Entries from a dataset of interfaces:
****************

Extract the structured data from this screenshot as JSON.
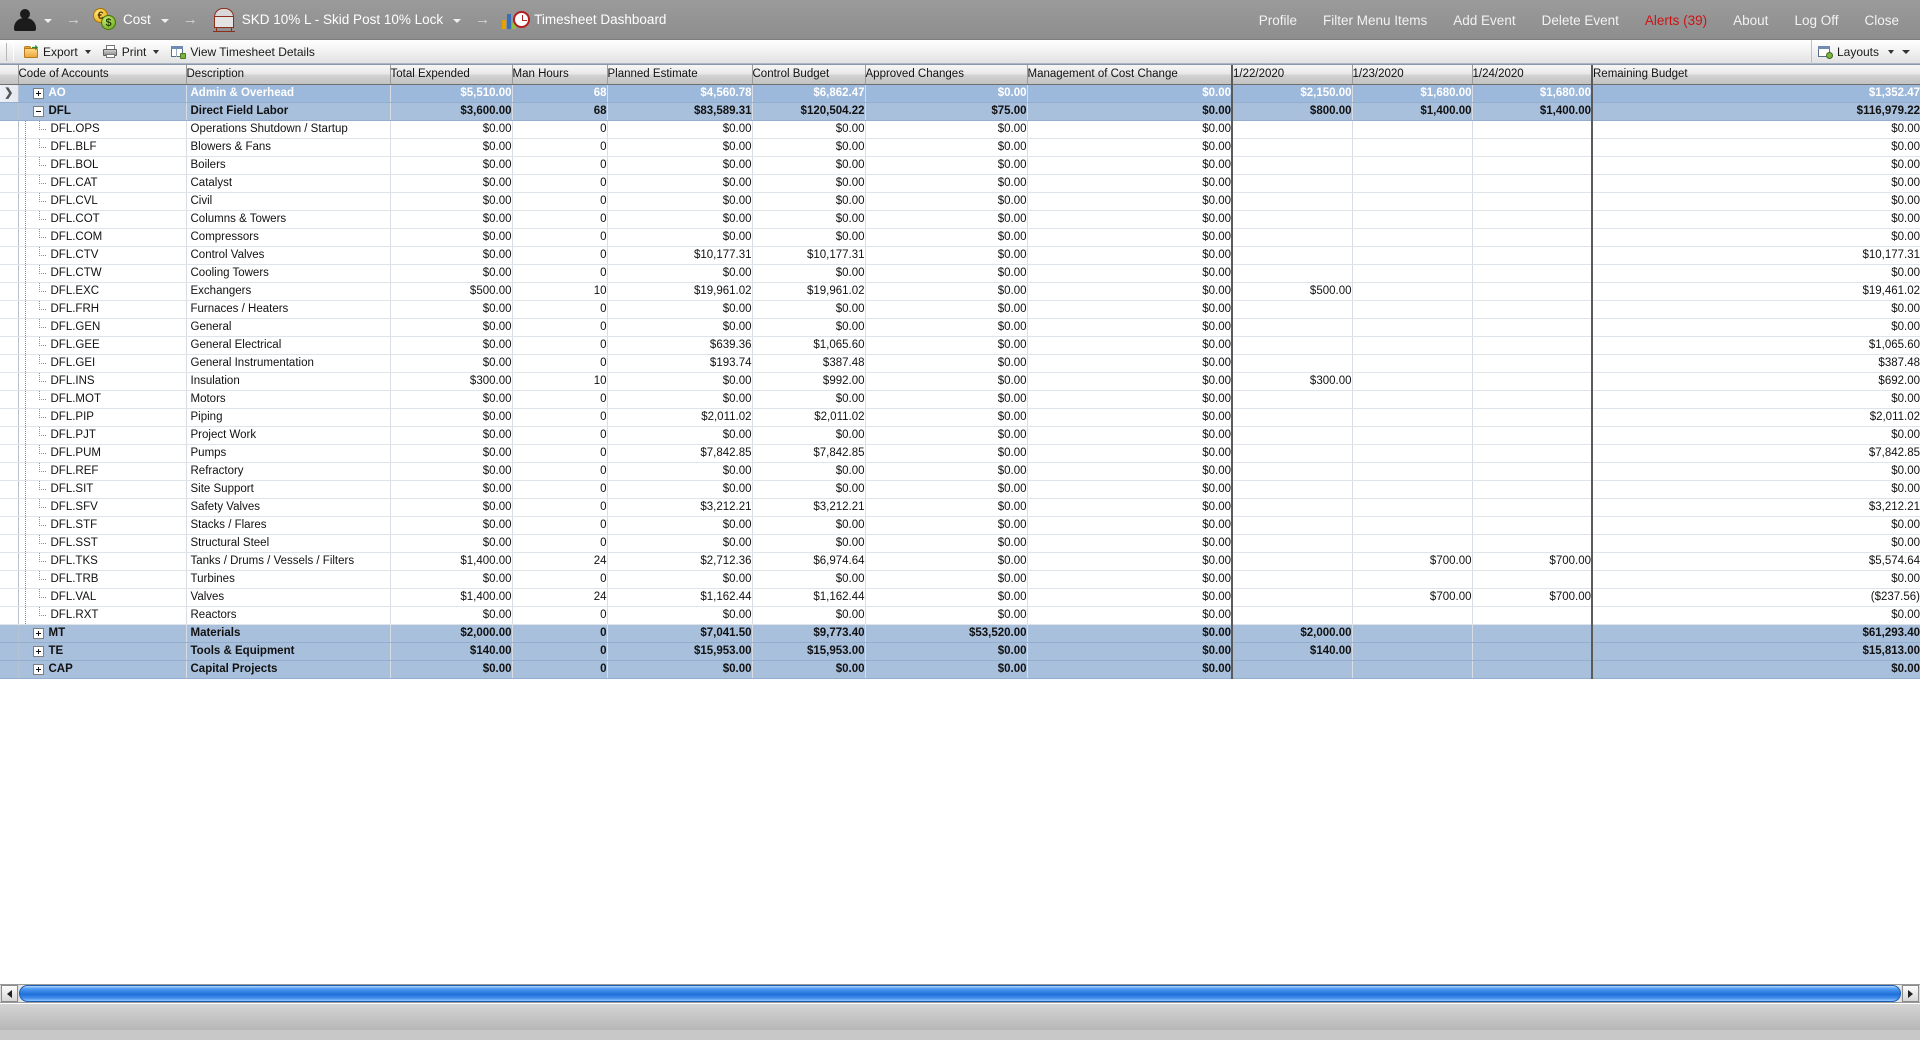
{
  "topbar": {
    "breadcrumbs": [
      {
        "icon": "person-icon",
        "label": "",
        "caret": true,
        "arrow": true
      },
      {
        "icon": "cost-coins-icon",
        "label": "Cost",
        "caret": true,
        "arrow": true
      },
      {
        "icon": "tank-icon",
        "label": "SKD 10% L -  Skid Post 10% Lock",
        "caret": true,
        "arrow": true
      },
      {
        "icon": "dashboard-clock-icon",
        "label": "Timesheet Dashboard",
        "caret": false,
        "arrow": false
      }
    ],
    "menu": [
      {
        "label": "Profile",
        "alert": false
      },
      {
        "label": "Filter Menu Items",
        "alert": false
      },
      {
        "label": "Add Event",
        "alert": false
      },
      {
        "label": "Delete Event",
        "alert": false
      },
      {
        "label": "Alerts (39)",
        "alert": true
      },
      {
        "label": "About",
        "alert": false
      },
      {
        "label": "Log Off",
        "alert": false
      },
      {
        "label": "Close",
        "alert": false
      }
    ],
    "alert_color": "#cc1414"
  },
  "toolbar": {
    "buttons": [
      {
        "icon": "export-icon",
        "label": "Export",
        "caret": true
      },
      {
        "icon": "print-icon",
        "label": "Print",
        "caret": true
      },
      {
        "icon": "grid-details-icon",
        "label": "View Timesheet Details",
        "caret": false
      }
    ],
    "layouts": {
      "icon": "layouts-icon",
      "label": "Layouts",
      "caret": true,
      "dropdown": true
    }
  },
  "grid": {
    "columns": [
      "Code of Accounts",
      "Description",
      "Total Expended",
      "Man Hours",
      "Planned Estimate",
      "Control Budget",
      "Approved Changes",
      "Management of Cost Change",
      "1/22/2020",
      "1/23/2020",
      "1/24/2020",
      "Remaining Budget"
    ],
    "row_pointer": "❯",
    "selected_row_index": 0,
    "rows": [
      {
        "kind": "group",
        "selected": true,
        "expander": "plus",
        "depth": 0,
        "ptr": true,
        "code": "AO",
        "desc": "Admin & Overhead",
        "cells": [
          "$5,510.00",
          "68",
          "$4,560.78",
          "$6,862.47",
          "$0.00",
          "$0.00",
          "$2,150.00",
          "$1,680.00",
          "$1,680.00",
          "$1,352.47"
        ]
      },
      {
        "kind": "group",
        "selected": false,
        "expander": "minus",
        "depth": 0,
        "code": "DFL",
        "desc": "Direct Field Labor",
        "cells": [
          "$3,600.00",
          "68",
          "$83,589.31",
          "$120,504.22",
          "$75.00",
          "$0.00",
          "$800.00",
          "$1,400.00",
          "$1,400.00",
          "$116,979.22"
        ]
      },
      {
        "kind": "detail",
        "depth": 1,
        "code": "DFL.OPS",
        "desc": "Operations Shutdown / Startup",
        "cells": [
          "$0.00",
          "0",
          "$0.00",
          "$0.00",
          "$0.00",
          "$0.00",
          "",
          "",
          "",
          "$0.00"
        ]
      },
      {
        "kind": "detail",
        "depth": 1,
        "code": "DFL.BLF",
        "desc": "Blowers & Fans",
        "cells": [
          "$0.00",
          "0",
          "$0.00",
          "$0.00",
          "$0.00",
          "$0.00",
          "",
          "",
          "",
          "$0.00"
        ]
      },
      {
        "kind": "detail",
        "depth": 1,
        "code": "DFL.BOL",
        "desc": "Boilers",
        "cells": [
          "$0.00",
          "0",
          "$0.00",
          "$0.00",
          "$0.00",
          "$0.00",
          "",
          "",
          "",
          "$0.00"
        ]
      },
      {
        "kind": "detail",
        "depth": 1,
        "code": "DFL.CAT",
        "desc": "Catalyst",
        "cells": [
          "$0.00",
          "0",
          "$0.00",
          "$0.00",
          "$0.00",
          "$0.00",
          "",
          "",
          "",
          "$0.00"
        ]
      },
      {
        "kind": "detail",
        "depth": 1,
        "code": "DFL.CVL",
        "desc": "Civil",
        "cells": [
          "$0.00",
          "0",
          "$0.00",
          "$0.00",
          "$0.00",
          "$0.00",
          "",
          "",
          "",
          "$0.00"
        ]
      },
      {
        "kind": "detail",
        "depth": 1,
        "code": "DFL.COT",
        "desc": "Columns & Towers",
        "cells": [
          "$0.00",
          "0",
          "$0.00",
          "$0.00",
          "$0.00",
          "$0.00",
          "",
          "",
          "",
          "$0.00"
        ]
      },
      {
        "kind": "detail",
        "depth": 1,
        "code": "DFL.COM",
        "desc": "Compressors",
        "cells": [
          "$0.00",
          "0",
          "$0.00",
          "$0.00",
          "$0.00",
          "$0.00",
          "",
          "",
          "",
          "$0.00"
        ]
      },
      {
        "kind": "detail",
        "depth": 1,
        "code": "DFL.CTV",
        "desc": "Control Valves",
        "cells": [
          "$0.00",
          "0",
          "$10,177.31",
          "$10,177.31",
          "$0.00",
          "$0.00",
          "",
          "",
          "",
          "$10,177.31"
        ]
      },
      {
        "kind": "detail",
        "depth": 1,
        "code": "DFL.CTW",
        "desc": "Cooling Towers",
        "cells": [
          "$0.00",
          "0",
          "$0.00",
          "$0.00",
          "$0.00",
          "$0.00",
          "",
          "",
          "",
          "$0.00"
        ]
      },
      {
        "kind": "detail",
        "depth": 1,
        "code": "DFL.EXC",
        "desc": "Exchangers",
        "cells": [
          "$500.00",
          "10",
          "$19,961.02",
          "$19,961.02",
          "$0.00",
          "$0.00",
          "$500.00",
          "",
          "",
          "$19,461.02"
        ]
      },
      {
        "kind": "detail",
        "depth": 1,
        "code": "DFL.FRH",
        "desc": "Furnaces / Heaters",
        "cells": [
          "$0.00",
          "0",
          "$0.00",
          "$0.00",
          "$0.00",
          "$0.00",
          "",
          "",
          "",
          "$0.00"
        ]
      },
      {
        "kind": "detail",
        "depth": 1,
        "code": "DFL.GEN",
        "desc": "General",
        "cells": [
          "$0.00",
          "0",
          "$0.00",
          "$0.00",
          "$0.00",
          "$0.00",
          "",
          "",
          "",
          "$0.00"
        ]
      },
      {
        "kind": "detail",
        "depth": 1,
        "code": "DFL.GEE",
        "desc": "General Electrical",
        "cells": [
          "$0.00",
          "0",
          "$639.36",
          "$1,065.60",
          "$0.00",
          "$0.00",
          "",
          "",
          "",
          "$1,065.60"
        ]
      },
      {
        "kind": "detail",
        "depth": 1,
        "code": "DFL.GEI",
        "desc": "General Instrumentation",
        "cells": [
          "$0.00",
          "0",
          "$193.74",
          "$387.48",
          "$0.00",
          "$0.00",
          "",
          "",
          "",
          "$387.48"
        ]
      },
      {
        "kind": "detail",
        "depth": 1,
        "code": "DFL.INS",
        "desc": "Insulation",
        "cells": [
          "$300.00",
          "10",
          "$0.00",
          "$992.00",
          "$0.00",
          "$0.00",
          "$300.00",
          "",
          "",
          "$692.00"
        ]
      },
      {
        "kind": "detail",
        "depth": 1,
        "code": "DFL.MOT",
        "desc": "Motors",
        "cells": [
          "$0.00",
          "0",
          "$0.00",
          "$0.00",
          "$0.00",
          "$0.00",
          "",
          "",
          "",
          "$0.00"
        ]
      },
      {
        "kind": "detail",
        "depth": 1,
        "code": "DFL.PIP",
        "desc": "Piping",
        "cells": [
          "$0.00",
          "0",
          "$2,011.02",
          "$2,011.02",
          "$0.00",
          "$0.00",
          "",
          "",
          "",
          "$2,011.02"
        ]
      },
      {
        "kind": "detail",
        "depth": 1,
        "code": "DFL.PJT",
        "desc": "Project Work",
        "cells": [
          "$0.00",
          "0",
          "$0.00",
          "$0.00",
          "$0.00",
          "$0.00",
          "",
          "",
          "",
          "$0.00"
        ]
      },
      {
        "kind": "detail",
        "depth": 1,
        "code": "DFL.PUM",
        "desc": "Pumps",
        "cells": [
          "$0.00",
          "0",
          "$7,842.85",
          "$7,842.85",
          "$0.00",
          "$0.00",
          "",
          "",
          "",
          "$7,842.85"
        ]
      },
      {
        "kind": "detail",
        "depth": 1,
        "code": "DFL.REF",
        "desc": "Refractory",
        "cells": [
          "$0.00",
          "0",
          "$0.00",
          "$0.00",
          "$0.00",
          "$0.00",
          "",
          "",
          "",
          "$0.00"
        ]
      },
      {
        "kind": "detail",
        "depth": 1,
        "code": "DFL.SIT",
        "desc": "Site Support",
        "cells": [
          "$0.00",
          "0",
          "$0.00",
          "$0.00",
          "$0.00",
          "$0.00",
          "",
          "",
          "",
          "$0.00"
        ]
      },
      {
        "kind": "detail",
        "depth": 1,
        "code": "DFL.SFV",
        "desc": "Safety Valves",
        "cells": [
          "$0.00",
          "0",
          "$3,212.21",
          "$3,212.21",
          "$0.00",
          "$0.00",
          "",
          "",
          "",
          "$3,212.21"
        ]
      },
      {
        "kind": "detail",
        "depth": 1,
        "code": "DFL.STF",
        "desc": "Stacks / Flares",
        "cells": [
          "$0.00",
          "0",
          "$0.00",
          "$0.00",
          "$0.00",
          "$0.00",
          "",
          "",
          "",
          "$0.00"
        ]
      },
      {
        "kind": "detail",
        "depth": 1,
        "code": "DFL.SST",
        "desc": "Structural Steel",
        "cells": [
          "$0.00",
          "0",
          "$0.00",
          "$0.00",
          "$0.00",
          "$0.00",
          "",
          "",
          "",
          "$0.00"
        ]
      },
      {
        "kind": "detail",
        "depth": 1,
        "code": "DFL.TKS",
        "desc": "Tanks / Drums / Vessels / Filters",
        "cells": [
          "$1,400.00",
          "24",
          "$2,712.36",
          "$6,974.64",
          "$0.00",
          "$0.00",
          "",
          "$700.00",
          "$700.00",
          "$5,574.64"
        ]
      },
      {
        "kind": "detail",
        "depth": 1,
        "code": "DFL.TRB",
        "desc": "Turbines",
        "cells": [
          "$0.00",
          "0",
          "$0.00",
          "$0.00",
          "$0.00",
          "$0.00",
          "",
          "",
          "",
          "$0.00"
        ]
      },
      {
        "kind": "detail",
        "depth": 1,
        "code": "DFL.VAL",
        "desc": "Valves",
        "cells": [
          "$1,400.00",
          "24",
          "$1,162.44",
          "$1,162.44",
          "$0.00",
          "$0.00",
          "",
          "$700.00",
          "$700.00",
          "($237.56)"
        ]
      },
      {
        "kind": "detail",
        "depth": 1,
        "last": true,
        "code": "DFL.RXT",
        "desc": "Reactors",
        "cells": [
          "$0.00",
          "0",
          "$0.00",
          "$0.00",
          "$0.00",
          "$0.00",
          "",
          "",
          "",
          "$0.00"
        ]
      },
      {
        "kind": "group",
        "selected": false,
        "expander": "plus",
        "depth": 0,
        "code": "MT",
        "desc": "Materials",
        "cells": [
          "$2,000.00",
          "0",
          "$7,041.50",
          "$9,773.40",
          "$53,520.00",
          "$0.00",
          "$2,000.00",
          "",
          "",
          "$61,293.40"
        ]
      },
      {
        "kind": "group",
        "selected": false,
        "expander": "plus",
        "depth": 0,
        "code": "TE",
        "desc": "Tools & Equipment",
        "cells": [
          "$140.00",
          "0",
          "$15,953.00",
          "$15,953.00",
          "$0.00",
          "$0.00",
          "$140.00",
          "",
          "",
          "$15,813.00"
        ]
      },
      {
        "kind": "group",
        "selected": false,
        "expander": "plus",
        "depth": 0,
        "code": "CAP",
        "desc": "Capital Projects",
        "cells": [
          "$0.00",
          "0",
          "$0.00",
          "$0.00",
          "$0.00",
          "$0.00",
          "",
          "",
          "",
          "$0.00"
        ]
      }
    ]
  },
  "scrollbar": {
    "left_arrow": "scroll-left-icon",
    "right_arrow": "scroll-right-icon",
    "thumb_percent": 100
  }
}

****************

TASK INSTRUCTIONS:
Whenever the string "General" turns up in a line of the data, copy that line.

OUTPUT:
        "desc": "General",
        "desc": "General Electrical",
        "desc": "General Instrumentation",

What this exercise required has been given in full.